Swarthmore College Admits
977 Students to Class of 2015
Fifteen Percent Accepted from Record Pool of 6,547 Applications
by Stacey Kutish
Swarthmore College has sent letters of admission to 977 prospective members of the Class of 2015. Fifteen percent of the 6,547 students who applied were offered a position in the first year class. Based on previous admissions patterns, Swarthmore expects this group of admitted students to yield a first-year class of about 383 for next fall.
"The talent, motivation, commitment, and intellectual curiosity exhibited by the admitted class is outstanding, and we look forward to the contributions they will make on our campus," says Jim Bock '90, dean of admissions and financial aid. The 6,547 applications mark the highest number the College has ever received, with the largest increases coming from California, New York, and from international students.
Of the admitted students attending high schools reporting class rank, 31 percent are valedictorians or salutatorians. Fifty-eight percent are in the top two percent of their high school class and 91 percent are in the top decile.
The admitted students come from six continents, 64 nations, and 50 U.S. states as well as the District of Columbia, Guam, and Puerto Rico. California is the most highly represented home state of members in the newly admitted class. Following, in order, are New York, Pennsylvania, New Jersey, Maryland, Massachusetts, Texas, Virginia, Illinois, and Washington.
South Korea, with 11 students, is the most represented nation among international students in the admitted class. Nine are from China. Five each are from Canada and India. Three each are from Nepal, Thailand and the United Kingdom. Two each are from Germany, Ghana, Ireland, Italy, Japan, Jordan, and Kenya.

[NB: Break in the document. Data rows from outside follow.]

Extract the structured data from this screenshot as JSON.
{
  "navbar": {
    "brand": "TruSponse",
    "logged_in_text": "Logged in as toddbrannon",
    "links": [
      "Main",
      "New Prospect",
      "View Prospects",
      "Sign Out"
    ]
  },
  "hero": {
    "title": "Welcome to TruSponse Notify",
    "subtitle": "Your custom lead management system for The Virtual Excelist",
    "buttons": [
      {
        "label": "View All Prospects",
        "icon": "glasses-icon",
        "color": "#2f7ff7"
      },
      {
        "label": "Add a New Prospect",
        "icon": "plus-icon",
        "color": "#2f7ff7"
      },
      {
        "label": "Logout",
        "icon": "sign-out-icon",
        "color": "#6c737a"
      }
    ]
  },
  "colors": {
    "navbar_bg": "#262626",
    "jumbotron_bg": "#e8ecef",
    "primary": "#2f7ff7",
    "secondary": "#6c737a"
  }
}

One each is from Australia, Belize, Brazil, Colombia, Croatia, Cyprus, Egypt, France, Greece, Guatemala, Indonesia, Iraq, Jamaica, Macedonia, Mexico, New Zealand, Norway, Pakistan, Philippines, Portugal, Romania, Saudi Arabia, Switzerland, Trinidad & Tobago, Turkey, United Arab Emirates, Uruguay, and Vietnam. Additionally, there are many students who carry dual citizenships with the U.S. or who have permanent residency whose nationalities are not included in this summary.

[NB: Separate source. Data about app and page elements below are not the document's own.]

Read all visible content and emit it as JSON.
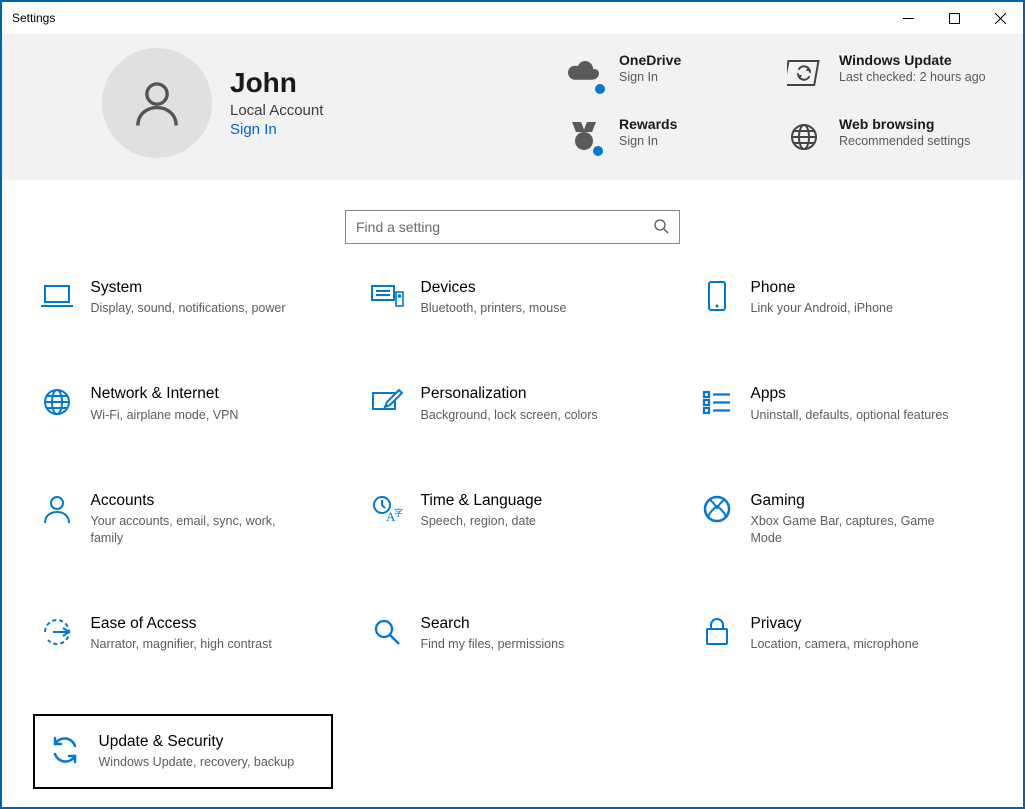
{
  "window": {
    "title": "Settings"
  },
  "header": {
    "user": {
      "name": "John",
      "account_type": "Local Account",
      "signin_label": "Sign In"
    },
    "tiles": [
      {
        "key": "onedrive",
        "title": "OneDrive",
        "subtitle": "Sign In",
        "icon": "cloud"
      },
      {
        "key": "windows-update",
        "title": "Windows Update",
        "subtitle": "Last checked: 2 hours ago",
        "icon": "sync-box"
      },
      {
        "key": "rewards",
        "title": "Rewards",
        "subtitle": "Sign In",
        "icon": "medal"
      },
      {
        "key": "web-browsing",
        "title": "Web browsing",
        "subtitle": "Recommended settings",
        "icon": "globe"
      }
    ]
  },
  "search": {
    "placeholder": "Find a setting"
  },
  "categories": [
    {
      "key": "system",
      "title": "System",
      "desc": "Display, sound, notifications, power",
      "icon": "laptop"
    },
    {
      "key": "devices",
      "title": "Devices",
      "desc": "Bluetooth, printers, mouse",
      "icon": "keyboard"
    },
    {
      "key": "phone",
      "title": "Phone",
      "desc": "Link your Android, iPhone",
      "icon": "phone"
    },
    {
      "key": "network",
      "title": "Network & Internet",
      "desc": "Wi-Fi, airplane mode, VPN",
      "icon": "globe"
    },
    {
      "key": "personalization",
      "title": "Personalization",
      "desc": "Background, lock screen, colors",
      "icon": "pen"
    },
    {
      "key": "apps",
      "title": "Apps",
      "desc": "Uninstall, defaults, optional features",
      "icon": "list"
    },
    {
      "key": "accounts",
      "title": "Accounts",
      "desc": "Your accounts, email, sync, work, family",
      "icon": "person"
    },
    {
      "key": "time-language",
      "title": "Time & Language",
      "desc": "Speech, region, date",
      "icon": "time-lang"
    },
    {
      "key": "gaming",
      "title": "Gaming",
      "desc": "Xbox Game Bar, captures, Game Mode",
      "icon": "xbox"
    },
    {
      "key": "ease-of-access",
      "title": "Ease of Access",
      "desc": "Narrator, magnifier, high contrast",
      "icon": "ease"
    },
    {
      "key": "search",
      "title": "Search",
      "desc": "Find my files, permissions",
      "icon": "magnifier"
    },
    {
      "key": "privacy",
      "title": "Privacy",
      "desc": "Location, camera, microphone",
      "icon": "lock"
    },
    {
      "key": "update-security",
      "title": "Update & Security",
      "desc": "Windows Update, recovery, backup",
      "icon": "sync",
      "highlighted": true
    }
  ],
  "colors": {
    "accent": "#0078d4",
    "link": "#0066cc"
  }
}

Fifty-nine percent of the admitted students come from public high schools, twenty-six percent from private independent schools, six percent from parochial schools, and nine percent from schools overseas. Fourteen percent of the admitted students are among the first generation in their family to attend college.

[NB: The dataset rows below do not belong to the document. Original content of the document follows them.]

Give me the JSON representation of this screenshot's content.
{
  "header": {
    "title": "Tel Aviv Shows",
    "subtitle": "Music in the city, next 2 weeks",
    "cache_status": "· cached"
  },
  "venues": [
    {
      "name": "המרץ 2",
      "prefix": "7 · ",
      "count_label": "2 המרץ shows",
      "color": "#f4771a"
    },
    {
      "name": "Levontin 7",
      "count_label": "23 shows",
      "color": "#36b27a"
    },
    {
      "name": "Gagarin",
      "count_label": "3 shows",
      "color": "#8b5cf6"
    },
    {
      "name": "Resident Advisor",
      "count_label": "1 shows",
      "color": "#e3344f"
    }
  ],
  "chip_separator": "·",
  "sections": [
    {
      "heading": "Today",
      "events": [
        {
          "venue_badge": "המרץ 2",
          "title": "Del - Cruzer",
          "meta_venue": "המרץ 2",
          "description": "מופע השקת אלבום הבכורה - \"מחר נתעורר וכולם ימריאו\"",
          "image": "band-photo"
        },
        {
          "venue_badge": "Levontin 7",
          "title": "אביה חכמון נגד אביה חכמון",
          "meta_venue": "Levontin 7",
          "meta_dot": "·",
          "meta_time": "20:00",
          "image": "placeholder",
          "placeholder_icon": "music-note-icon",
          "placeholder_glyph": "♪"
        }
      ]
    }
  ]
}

"Undecided" is the most popular intended major among the admitted students. Next, in order, are engineering, political science, biology, English, economics, mathematics, history, physics, and psychology.